But we can also use a wintering tunnel. This consists of arches that support the winter protection veil. It is a device very appreciated for its practicality, in particular as regards the model of wintering tunnel. accordion which moves very easily and whose length adapts in two stages three movements to that of the vegetable board or the flower border that you want to protect from frost.

There is even a wintering sail system attached to a plastic or iron structure, with a harvest hatch which is particularly useful in the vegetable garden. Usually marketed under the name greenhouse cultivation tunnel, this device is used in winter but also in spring for forcing seedlings as can also be done with other models of thermal sails.

Finally, note that for plants in containers, the winter cover is ideal. But this does not prevent placing the pots along a wall not exposed to the wind.

On which plants to use a wintering veil?

The winter cover protects against the cold fragile plants that do not fear frost. For example, you can put a wintering veil on a Camellia, a Rhododendron, a Hibiscus, geraniums, but also on Cucumber, Sorrel, various salads such as Watercress, Lamb’s lettuce, or even on a spinach board. , radishes, aromatic plants, not to mention citrus in pots and other fruit trees grown in containers or in an exposed area of ​​the garden. It’s not just winter vegetables to protect. Those that are sown, transplanted and harvested in spring have every interest in benefiting from this highly efficient thermal protection.

All plants which can be protected by a wintering veil must nevertheless exhibit a certain hardiness. The very fragile species that absolutely do not tolerate the cold (and even less frost) may be covered with a wintering veil, they will not withstand winter. It is imperative to bring them under shelter from the first autumn frosts and until spring frosts are no longer to be feared. Thus, whether it is at the announcement of the first frosts, during the winter or well before the Ice Saints (May 11, 12, 13), do not hesitate to use a wintering veil because it is really very efficient, whether in rolls, in tunnels, in greenhouses or in covers.

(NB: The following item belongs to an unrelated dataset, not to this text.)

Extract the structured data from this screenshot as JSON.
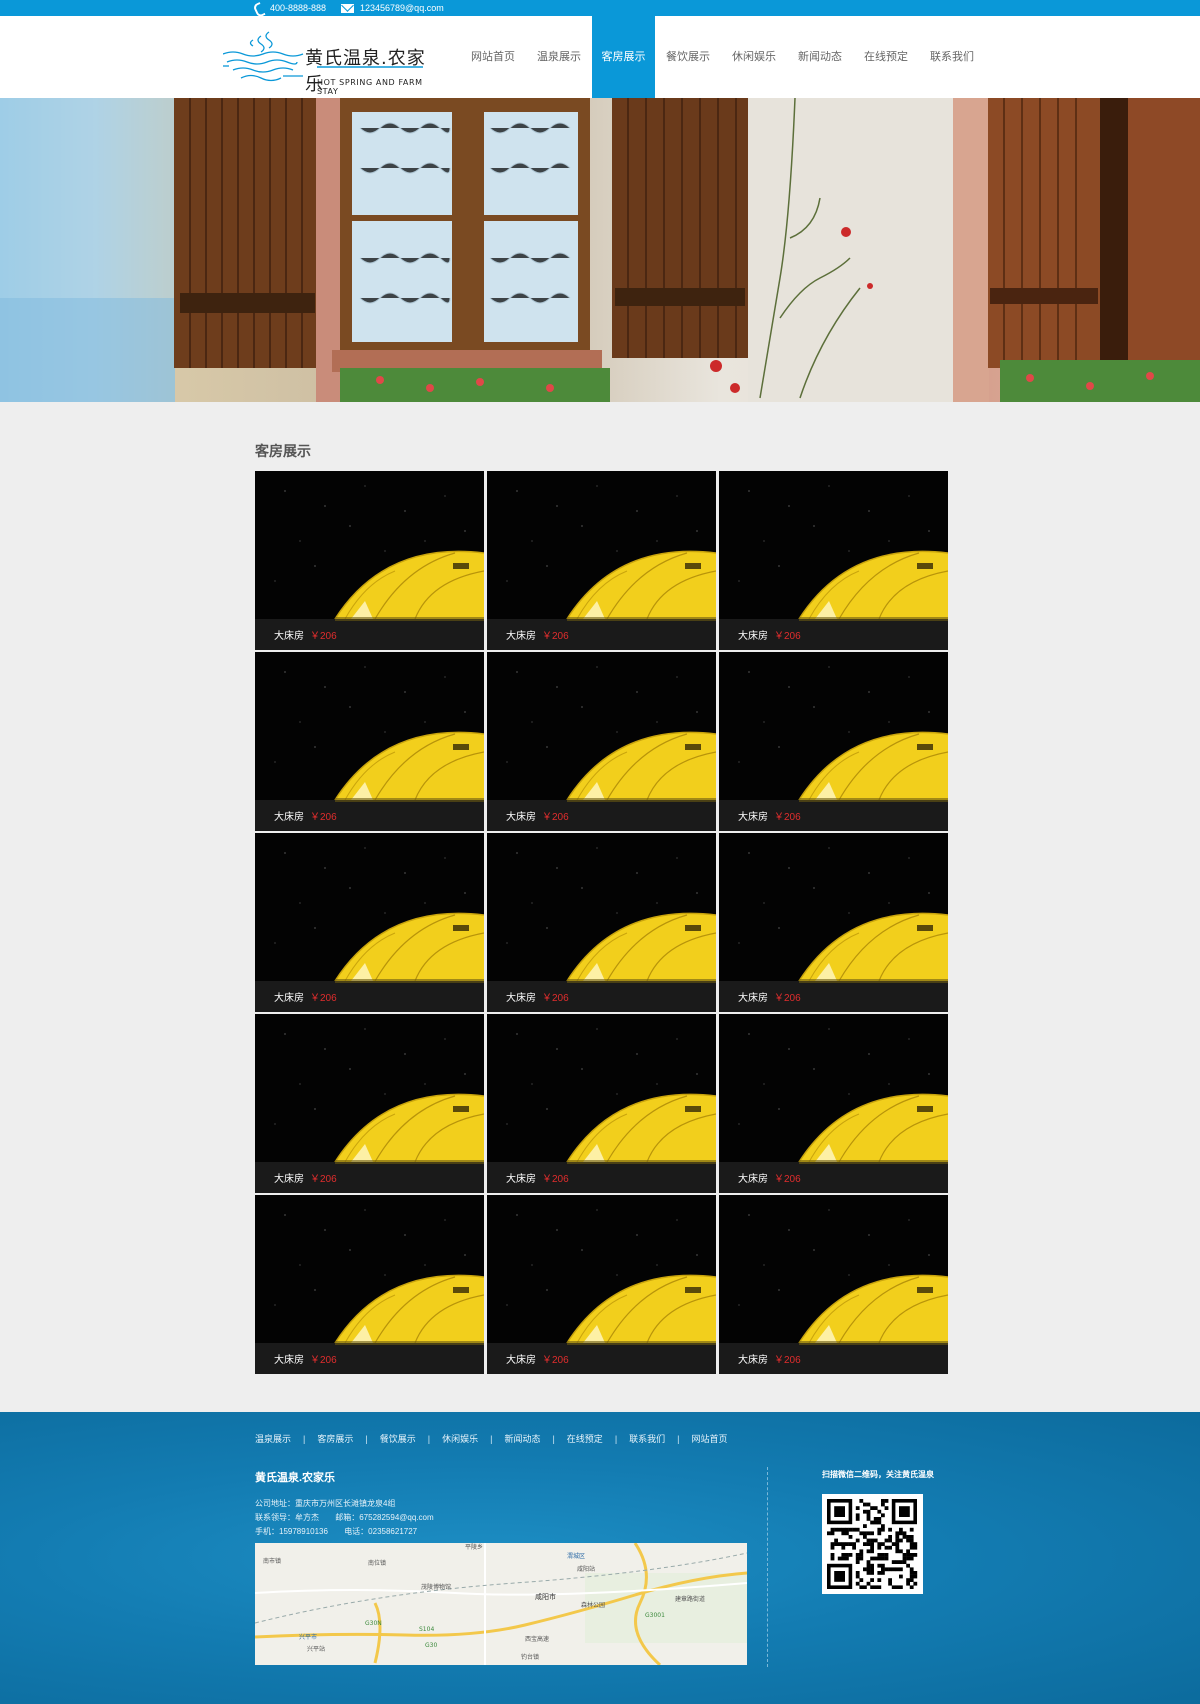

In addition to protecting plants against frost, he protects them against the cold winds which, if they persist, can damage many ornamental plants, vegetables and fragile fruit trees. The novice gardener must in any case know that caution is required from October because no one is safe from a surprise jelly, and that this may be enough to destroy many plants.